Book review: Spook Country by William Gibson

Book_review__Spook_Country_by_William_Gibson___RexBlog_com I wish I could say William Gibson’s new book, Spook Country is, as Cory Doctorow finds it, “worth the wait.” I like it — I just wasn’t blown away. Like any Gibson fan, I enjoyed the fix. Spook Country is a good read — a great beach book for a web geek — but it is no Pattern Recognition*. Indeed, in some ways, Gibson seems burdened by the need to make Spook Country live up to the success of Pattern Recognition — and, therefore, it appears to fall into a formulaic pattern recognizable to anyone who read that previous book — it just doesn’t quite measure up.

If he keeps the formula going, he’ll be creating a genre of book that may earn the title, “techo-marketing thriller” — great reads for viral marketers, pop-culture trend-spotters and SEO-types. Both Pattern Recognition and Spook Country have a character, Hubertus Bigend, who is bent on capturing and bottling the next-new-online-thing in order to sell it to his worldwide network of advertising clients. In Pattern Recognition, Hubertus co-opted a young branding geekstress to help him crack the code on (in pre-YouTube days) a video viral marketing strategy.

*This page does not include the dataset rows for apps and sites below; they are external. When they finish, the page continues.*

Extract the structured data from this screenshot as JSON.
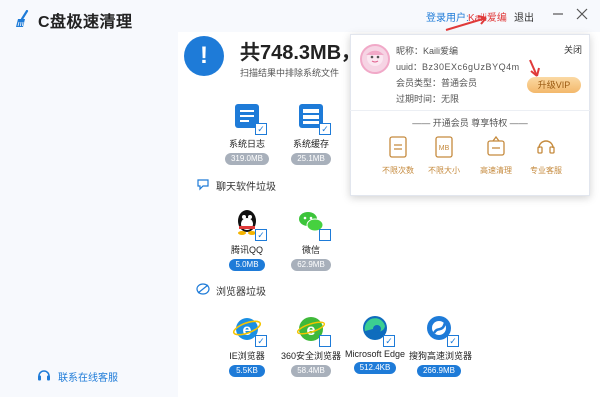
{
  "app": {
    "title": "C盘极速清理"
  },
  "header": {
    "login_label": "登录用户:",
    "username": "Kaili爱编",
    "logout": "退出"
  },
  "summary": {
    "total": "共748.3MB，",
    "subtitle": "扫描结果中排除系统文件"
  },
  "system_items": [
    {
      "name": "系统日志",
      "size": "319.0MB",
      "checked": true,
      "badge": "grey"
    },
    {
      "name": "系统缓存",
      "size": "25.1MB",
      "checked": true,
      "badge": "grey"
    }
  ],
  "chat_section": {
    "label": "聊天软件垃圾"
  },
  "chat_items": [
    {
      "name": "腾讯QQ",
      "size": "5.0MB",
      "checked": true,
      "badge": "blue"
    },
    {
      "name": "微信",
      "size": "62.9MB",
      "checked": false,
      "badge": "grey"
    }
  ],
  "browser_section": {
    "label": "浏览器垃圾"
  },
  "browser_items": [
    {
      "name": "IE浏览器",
      "size": "5.5KB",
      "checked": true,
      "badge": "blue"
    },
    {
      "name": "360安全浏览器",
      "size": "58.4MB",
      "checked": false,
      "badge": "grey"
    },
    {
      "name": "Microsoft Edge",
      "size": "512.4KB",
      "checked": true,
      "badge": "blue"
    },
    {
      "name": "搜狗高速浏览器",
      "size": "266.9MB",
      "checked": true,
      "badge": "blue"
    }
  ],
  "support": {
    "label": "联系在线客服"
  },
  "popup": {
    "close": "关闭",
    "nickname_label": "昵称：",
    "nickname": "Kaili爱编",
    "uuid_label": "uuid：",
    "uuid": "Bz30EXc6gUzBYQ4m",
    "member_label": "会员类型：",
    "member": "普通会员",
    "expire_label": "过期时间：",
    "expire": "无限",
    "upgrade": "升级VIP",
    "privileges_title": "—— 开通会员  尊享特权 ——",
    "privileges": [
      {
        "label": "不限次数",
        "icon": "unlimited-count-icon"
      },
      {
        "label": "不限大小",
        "icon": "unlimited-size-icon"
      },
      {
        "label": "高速清理",
        "icon": "fast-clean-icon"
      },
      {
        "label": "专业客服",
        "icon": "pro-support-icon"
      }
    ]
  },
  "colors": {
    "accent": "#1e7bd8",
    "highlight": "#e03a3a",
    "vip": "#f3b86b",
    "privilege": "#c58a3d"
  }
}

In Spook Country, he uses a former indie rocker-turned-journalist geekstress, to crack the code on “locative art,” a mashup of, let’s see, Google maps, GPS and virtual reality goggles one can wear around and view 3D images in real-space.

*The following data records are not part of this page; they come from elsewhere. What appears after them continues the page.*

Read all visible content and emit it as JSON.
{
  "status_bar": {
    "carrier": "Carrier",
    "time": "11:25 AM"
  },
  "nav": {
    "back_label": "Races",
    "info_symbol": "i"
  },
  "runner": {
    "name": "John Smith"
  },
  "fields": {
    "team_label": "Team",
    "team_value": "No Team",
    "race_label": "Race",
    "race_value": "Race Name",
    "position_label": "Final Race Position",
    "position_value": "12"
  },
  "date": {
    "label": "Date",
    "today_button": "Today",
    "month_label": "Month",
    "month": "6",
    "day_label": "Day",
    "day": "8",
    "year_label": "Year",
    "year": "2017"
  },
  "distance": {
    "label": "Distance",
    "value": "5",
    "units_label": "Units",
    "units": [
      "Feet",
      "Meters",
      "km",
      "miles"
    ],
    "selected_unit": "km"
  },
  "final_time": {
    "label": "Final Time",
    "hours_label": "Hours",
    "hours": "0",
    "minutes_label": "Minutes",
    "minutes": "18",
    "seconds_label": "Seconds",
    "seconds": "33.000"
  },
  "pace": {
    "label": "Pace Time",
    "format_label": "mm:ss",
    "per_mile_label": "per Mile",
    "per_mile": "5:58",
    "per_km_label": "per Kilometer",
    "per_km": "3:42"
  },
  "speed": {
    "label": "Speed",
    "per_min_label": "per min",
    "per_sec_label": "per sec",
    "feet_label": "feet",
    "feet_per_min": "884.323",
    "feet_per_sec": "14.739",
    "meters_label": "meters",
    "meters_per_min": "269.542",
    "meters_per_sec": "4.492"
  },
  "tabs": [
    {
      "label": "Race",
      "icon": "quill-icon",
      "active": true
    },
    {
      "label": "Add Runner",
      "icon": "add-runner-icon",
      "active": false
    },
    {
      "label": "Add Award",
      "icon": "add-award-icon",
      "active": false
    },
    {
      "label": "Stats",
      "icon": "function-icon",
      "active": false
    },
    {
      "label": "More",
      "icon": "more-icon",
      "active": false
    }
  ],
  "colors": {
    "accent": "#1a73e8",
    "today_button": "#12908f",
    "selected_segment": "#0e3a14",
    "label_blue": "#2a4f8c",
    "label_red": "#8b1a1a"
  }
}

Gibson is great at weaving such a concept as locative art (technology that seems “out-there” to all but the hippest of hipster geek) with lots of pop-culture and contemporary web-savvy references and then packaging it all up in a good techno-thrilling page-turning yarn.

But don’t expect this “techno-marketing thriller” to be like a techno-military thriller, ala Clancy. This is strictly vegan techno-thrilling. There are plenty of bad guys, but Gibson’s bad guys are no Jack Ryans (or Jack Bauers, for that matter) — They don’t shoot to kill, rather, they shoot to make geo-political statements or to express themselves artistically — or, if they’re really-really evil, for branding purposes.

*A few years ago, I included Pattern Recognition among my list of books that are accidentally about blogging.